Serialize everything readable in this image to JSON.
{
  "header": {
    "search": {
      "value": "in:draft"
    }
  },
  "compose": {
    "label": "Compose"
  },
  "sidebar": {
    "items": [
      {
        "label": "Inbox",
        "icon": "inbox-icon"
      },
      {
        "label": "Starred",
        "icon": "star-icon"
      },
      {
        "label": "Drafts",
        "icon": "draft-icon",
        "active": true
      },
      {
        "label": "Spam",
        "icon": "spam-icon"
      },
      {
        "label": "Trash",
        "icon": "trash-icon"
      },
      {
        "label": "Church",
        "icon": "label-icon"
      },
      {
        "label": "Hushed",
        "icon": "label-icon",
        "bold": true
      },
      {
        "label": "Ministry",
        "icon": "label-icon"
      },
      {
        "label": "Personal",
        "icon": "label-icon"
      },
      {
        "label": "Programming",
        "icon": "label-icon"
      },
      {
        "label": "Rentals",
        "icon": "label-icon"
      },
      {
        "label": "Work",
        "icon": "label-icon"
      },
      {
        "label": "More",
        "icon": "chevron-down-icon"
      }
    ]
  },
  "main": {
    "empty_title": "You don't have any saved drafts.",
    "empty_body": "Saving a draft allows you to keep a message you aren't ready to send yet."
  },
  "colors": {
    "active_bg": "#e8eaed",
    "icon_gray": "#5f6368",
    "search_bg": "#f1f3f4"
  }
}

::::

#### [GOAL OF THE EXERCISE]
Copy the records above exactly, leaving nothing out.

#### [SOLUTION FOR THIS TASK]
Serialize everything readable in this image to JSON.
{
  "header": {
    "search": {
      "value": "in:draft"
    }
  },
  "compose": {
    "label": "Compose"
  },
  "sidebar": {
    "items": [
      {
        "label": "Inbox",
        "icon": "inbox-icon"
      },
      {
        "label": "Starred",
        "icon": "star-icon"
      },
      {
        "label": "Drafts",
        "icon": "draft-icon",
        "active": true
      },
      {
        "label": "Spam",
        "icon": "spam-icon"
      },
      {
        "label": "Trash",
        "icon": "trash-icon"
      },
      {
        "label": "Church",
        "icon": "label-icon"
      },
      {
        "label": "Hushed",
        "icon": "label-icon",
        "bold": true
      },
      {
        "label": "Ministry",
        "icon": "label-icon"
      },
      {
        "label": "Personal",
        "icon": "label-icon"
      },
      {
        "label": "Programming",
        "icon": "label-icon"
      },
      {
        "label": "Rentals",
        "icon": "label-icon"
      },
      {
        "label": "Work",
        "icon": "label-icon"
      },
      {
        "label": "More",
        "icon": "chevron-down-icon"
      }
    ]
  },
  "main": {
    "empty_title": "You don't have any saved drafts.",
    "empty_body": "Saving a draft allows you to keep a message you aren't ready to send yet."
  },
  "colors": {
    "active_bg": "#e8eaed",
    "icon_gray": "#5f6368",
    "search_bg": "#f1f3f4"
  }
}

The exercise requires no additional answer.